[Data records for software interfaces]
##########

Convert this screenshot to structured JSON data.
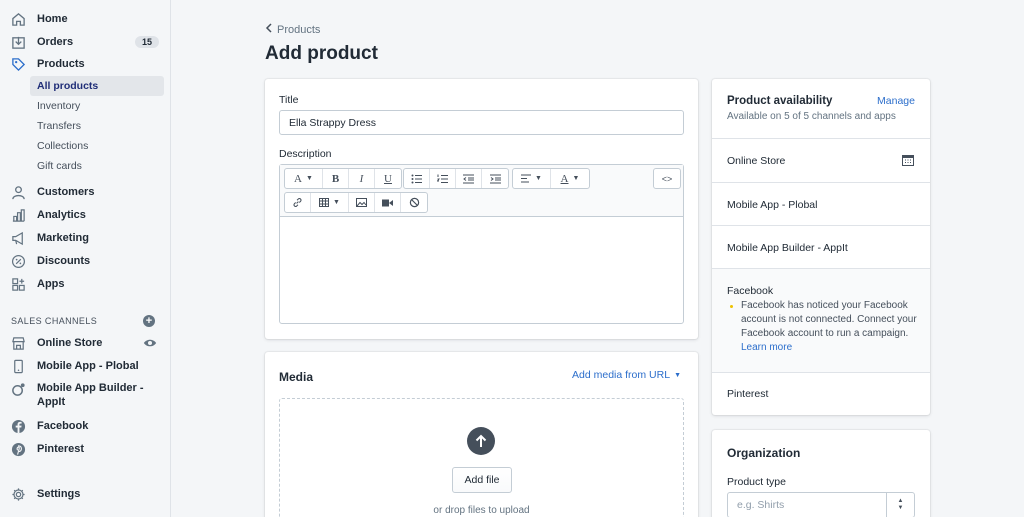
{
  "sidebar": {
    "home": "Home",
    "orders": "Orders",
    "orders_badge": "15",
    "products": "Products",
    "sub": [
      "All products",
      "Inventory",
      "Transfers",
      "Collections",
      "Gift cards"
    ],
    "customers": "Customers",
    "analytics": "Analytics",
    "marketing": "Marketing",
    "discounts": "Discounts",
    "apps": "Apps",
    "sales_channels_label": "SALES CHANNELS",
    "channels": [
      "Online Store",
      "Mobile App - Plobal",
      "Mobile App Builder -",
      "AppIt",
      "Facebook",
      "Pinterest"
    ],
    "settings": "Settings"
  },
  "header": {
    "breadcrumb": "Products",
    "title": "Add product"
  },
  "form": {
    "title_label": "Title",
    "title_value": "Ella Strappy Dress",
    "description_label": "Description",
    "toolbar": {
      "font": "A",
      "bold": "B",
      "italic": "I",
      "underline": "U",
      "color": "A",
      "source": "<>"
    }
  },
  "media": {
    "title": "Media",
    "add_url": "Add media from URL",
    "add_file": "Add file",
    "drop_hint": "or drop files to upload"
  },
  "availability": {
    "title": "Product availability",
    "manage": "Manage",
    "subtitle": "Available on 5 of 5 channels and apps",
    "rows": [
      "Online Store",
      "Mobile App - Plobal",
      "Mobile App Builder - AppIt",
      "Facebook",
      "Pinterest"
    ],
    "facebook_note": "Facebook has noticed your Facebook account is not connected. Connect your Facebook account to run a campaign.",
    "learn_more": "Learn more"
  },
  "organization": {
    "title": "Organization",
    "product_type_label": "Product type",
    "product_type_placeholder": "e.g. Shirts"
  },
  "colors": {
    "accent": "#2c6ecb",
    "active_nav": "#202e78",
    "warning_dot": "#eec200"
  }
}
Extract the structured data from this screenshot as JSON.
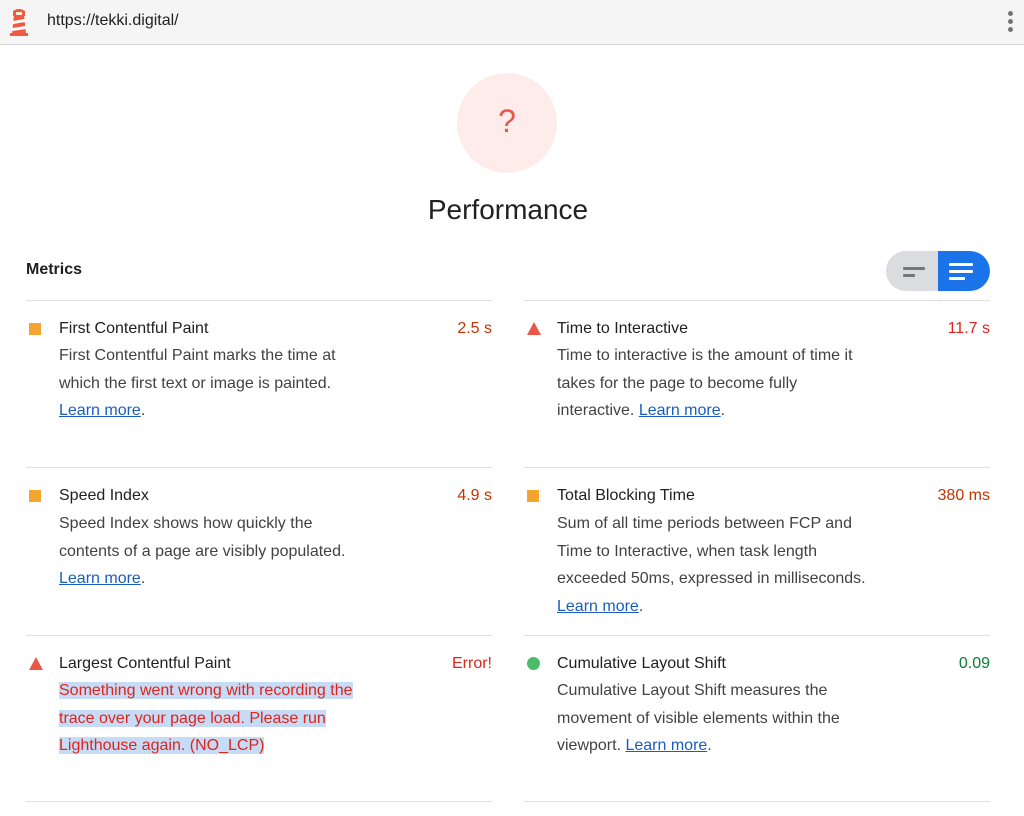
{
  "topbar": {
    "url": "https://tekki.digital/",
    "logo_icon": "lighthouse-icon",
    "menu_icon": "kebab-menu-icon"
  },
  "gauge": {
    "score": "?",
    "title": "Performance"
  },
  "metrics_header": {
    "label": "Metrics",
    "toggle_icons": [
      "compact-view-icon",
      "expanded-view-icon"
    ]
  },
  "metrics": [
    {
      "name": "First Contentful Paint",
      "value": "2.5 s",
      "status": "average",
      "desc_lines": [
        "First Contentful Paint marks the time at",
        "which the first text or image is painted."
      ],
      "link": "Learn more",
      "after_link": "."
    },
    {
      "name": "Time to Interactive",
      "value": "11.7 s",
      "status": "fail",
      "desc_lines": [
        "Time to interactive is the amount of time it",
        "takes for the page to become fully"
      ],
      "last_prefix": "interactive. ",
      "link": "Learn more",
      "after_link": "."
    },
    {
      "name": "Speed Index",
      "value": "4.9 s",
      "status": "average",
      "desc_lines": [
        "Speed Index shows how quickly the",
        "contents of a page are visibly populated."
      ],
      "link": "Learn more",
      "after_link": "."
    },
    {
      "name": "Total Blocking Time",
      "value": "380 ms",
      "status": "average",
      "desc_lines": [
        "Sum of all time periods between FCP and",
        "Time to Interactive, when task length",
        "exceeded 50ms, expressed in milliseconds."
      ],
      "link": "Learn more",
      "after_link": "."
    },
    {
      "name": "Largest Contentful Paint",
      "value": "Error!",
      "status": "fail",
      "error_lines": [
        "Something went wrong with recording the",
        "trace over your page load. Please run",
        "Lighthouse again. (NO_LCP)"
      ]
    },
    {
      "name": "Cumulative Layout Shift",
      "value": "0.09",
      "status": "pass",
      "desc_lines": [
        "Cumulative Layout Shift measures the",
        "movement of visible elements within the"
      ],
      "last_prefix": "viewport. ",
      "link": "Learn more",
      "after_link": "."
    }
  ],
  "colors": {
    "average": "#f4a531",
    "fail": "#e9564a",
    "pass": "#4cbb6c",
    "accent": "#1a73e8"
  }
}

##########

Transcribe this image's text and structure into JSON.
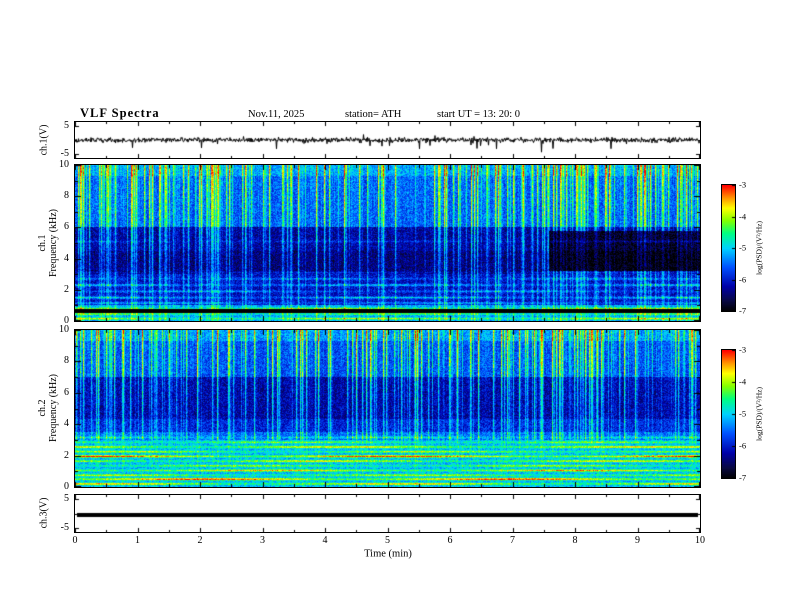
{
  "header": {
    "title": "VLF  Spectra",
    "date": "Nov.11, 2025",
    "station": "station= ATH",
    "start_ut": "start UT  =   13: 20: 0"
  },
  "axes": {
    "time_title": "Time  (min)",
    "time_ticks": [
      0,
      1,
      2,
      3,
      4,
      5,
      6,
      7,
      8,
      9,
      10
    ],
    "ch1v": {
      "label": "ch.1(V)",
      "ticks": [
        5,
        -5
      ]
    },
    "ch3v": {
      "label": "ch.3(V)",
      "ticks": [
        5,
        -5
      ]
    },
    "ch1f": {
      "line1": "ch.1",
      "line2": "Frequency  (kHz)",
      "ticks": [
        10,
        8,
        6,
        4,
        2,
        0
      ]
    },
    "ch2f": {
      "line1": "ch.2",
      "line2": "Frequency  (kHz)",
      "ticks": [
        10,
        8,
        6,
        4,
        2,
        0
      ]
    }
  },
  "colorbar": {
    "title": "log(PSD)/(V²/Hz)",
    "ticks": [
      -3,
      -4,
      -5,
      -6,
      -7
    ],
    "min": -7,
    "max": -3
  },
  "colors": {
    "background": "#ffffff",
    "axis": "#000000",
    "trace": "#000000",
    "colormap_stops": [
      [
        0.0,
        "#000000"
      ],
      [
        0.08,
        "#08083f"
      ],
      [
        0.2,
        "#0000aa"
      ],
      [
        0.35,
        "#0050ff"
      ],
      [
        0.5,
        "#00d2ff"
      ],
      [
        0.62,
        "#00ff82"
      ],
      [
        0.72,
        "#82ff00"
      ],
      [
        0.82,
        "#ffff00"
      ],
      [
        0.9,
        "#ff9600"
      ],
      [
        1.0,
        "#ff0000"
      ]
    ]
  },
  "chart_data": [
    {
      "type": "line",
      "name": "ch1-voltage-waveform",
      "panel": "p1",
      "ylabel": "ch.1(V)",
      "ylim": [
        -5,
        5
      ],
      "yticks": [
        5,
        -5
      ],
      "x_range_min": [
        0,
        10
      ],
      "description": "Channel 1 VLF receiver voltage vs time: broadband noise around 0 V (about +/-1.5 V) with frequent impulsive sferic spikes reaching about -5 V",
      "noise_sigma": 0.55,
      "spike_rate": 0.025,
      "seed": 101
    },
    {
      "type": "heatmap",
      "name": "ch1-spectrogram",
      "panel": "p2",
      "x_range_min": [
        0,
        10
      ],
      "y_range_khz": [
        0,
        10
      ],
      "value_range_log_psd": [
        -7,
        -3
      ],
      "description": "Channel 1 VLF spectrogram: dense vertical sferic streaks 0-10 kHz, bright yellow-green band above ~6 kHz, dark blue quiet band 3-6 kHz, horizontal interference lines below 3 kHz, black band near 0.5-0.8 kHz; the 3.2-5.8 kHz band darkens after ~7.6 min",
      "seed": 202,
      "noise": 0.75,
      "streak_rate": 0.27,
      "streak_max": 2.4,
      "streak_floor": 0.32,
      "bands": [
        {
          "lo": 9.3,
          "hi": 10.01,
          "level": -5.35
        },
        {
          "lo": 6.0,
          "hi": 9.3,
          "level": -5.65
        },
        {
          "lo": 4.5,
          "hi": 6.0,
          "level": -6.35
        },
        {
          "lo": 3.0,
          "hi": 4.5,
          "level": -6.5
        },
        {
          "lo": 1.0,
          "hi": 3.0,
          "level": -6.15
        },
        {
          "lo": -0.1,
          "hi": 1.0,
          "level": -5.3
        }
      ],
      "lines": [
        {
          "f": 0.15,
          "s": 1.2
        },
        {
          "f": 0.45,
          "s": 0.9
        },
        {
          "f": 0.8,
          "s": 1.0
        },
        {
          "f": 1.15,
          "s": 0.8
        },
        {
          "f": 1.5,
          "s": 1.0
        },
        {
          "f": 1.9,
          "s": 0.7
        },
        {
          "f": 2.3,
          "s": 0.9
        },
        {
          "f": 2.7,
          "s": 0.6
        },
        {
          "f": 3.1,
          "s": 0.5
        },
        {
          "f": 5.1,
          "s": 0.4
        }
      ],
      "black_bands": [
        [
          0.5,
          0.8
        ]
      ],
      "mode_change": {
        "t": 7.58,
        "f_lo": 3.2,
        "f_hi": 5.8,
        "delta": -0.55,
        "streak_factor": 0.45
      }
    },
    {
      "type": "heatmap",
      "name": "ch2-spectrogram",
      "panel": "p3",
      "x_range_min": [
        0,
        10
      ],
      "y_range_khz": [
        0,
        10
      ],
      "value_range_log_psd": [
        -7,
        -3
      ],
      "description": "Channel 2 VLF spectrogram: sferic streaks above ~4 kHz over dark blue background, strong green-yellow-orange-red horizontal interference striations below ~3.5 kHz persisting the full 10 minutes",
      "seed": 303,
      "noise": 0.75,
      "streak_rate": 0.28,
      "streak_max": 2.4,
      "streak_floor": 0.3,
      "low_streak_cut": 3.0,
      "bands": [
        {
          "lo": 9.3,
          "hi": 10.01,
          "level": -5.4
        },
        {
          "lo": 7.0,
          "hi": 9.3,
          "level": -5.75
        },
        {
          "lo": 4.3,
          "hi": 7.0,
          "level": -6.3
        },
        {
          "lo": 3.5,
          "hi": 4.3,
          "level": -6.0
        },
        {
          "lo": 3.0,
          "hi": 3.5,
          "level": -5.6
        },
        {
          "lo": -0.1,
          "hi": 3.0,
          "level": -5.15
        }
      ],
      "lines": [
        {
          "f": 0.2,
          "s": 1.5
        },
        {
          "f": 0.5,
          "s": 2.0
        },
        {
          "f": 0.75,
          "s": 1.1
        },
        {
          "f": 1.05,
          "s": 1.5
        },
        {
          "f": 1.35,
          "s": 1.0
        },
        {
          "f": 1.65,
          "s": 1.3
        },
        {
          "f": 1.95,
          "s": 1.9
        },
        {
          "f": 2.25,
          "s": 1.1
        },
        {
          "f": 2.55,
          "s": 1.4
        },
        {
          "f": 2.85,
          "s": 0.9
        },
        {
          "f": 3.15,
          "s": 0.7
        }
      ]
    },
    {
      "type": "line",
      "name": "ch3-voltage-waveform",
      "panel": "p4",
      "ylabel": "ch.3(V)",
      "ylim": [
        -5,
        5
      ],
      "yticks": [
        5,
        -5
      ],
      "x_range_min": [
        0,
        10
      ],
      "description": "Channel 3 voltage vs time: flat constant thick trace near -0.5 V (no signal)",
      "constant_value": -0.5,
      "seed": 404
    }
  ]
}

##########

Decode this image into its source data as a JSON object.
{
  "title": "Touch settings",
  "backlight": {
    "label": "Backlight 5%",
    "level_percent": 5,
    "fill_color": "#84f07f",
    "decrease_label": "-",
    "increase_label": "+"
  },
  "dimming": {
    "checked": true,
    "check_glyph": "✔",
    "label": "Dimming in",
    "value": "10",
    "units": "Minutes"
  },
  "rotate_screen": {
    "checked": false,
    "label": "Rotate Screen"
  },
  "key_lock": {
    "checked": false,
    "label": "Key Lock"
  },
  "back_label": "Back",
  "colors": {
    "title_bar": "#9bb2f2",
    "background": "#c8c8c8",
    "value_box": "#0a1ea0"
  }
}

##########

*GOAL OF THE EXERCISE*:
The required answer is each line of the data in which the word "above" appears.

*RESPONSE*:
      "description": "Channel 1 VLF spectrogram: dense vertical sferic streaks 0-10 kHz, bright yellow-green band above ~6 kHz, dark blue quiet band 3-6 kHz, horizontal interference lines below 3 kHz, black band near 0.5-0.8 kHz; the 3.2-5.8 kHz band darkens after ~7.6 min",
      "description": "Channel 2 VLF spectrogram: sferic streaks above ~4 kHz over dark blue background, strong green-yellow-orange-red horizontal interference striations below ~3.5 kHz persisting the full 10 minutes",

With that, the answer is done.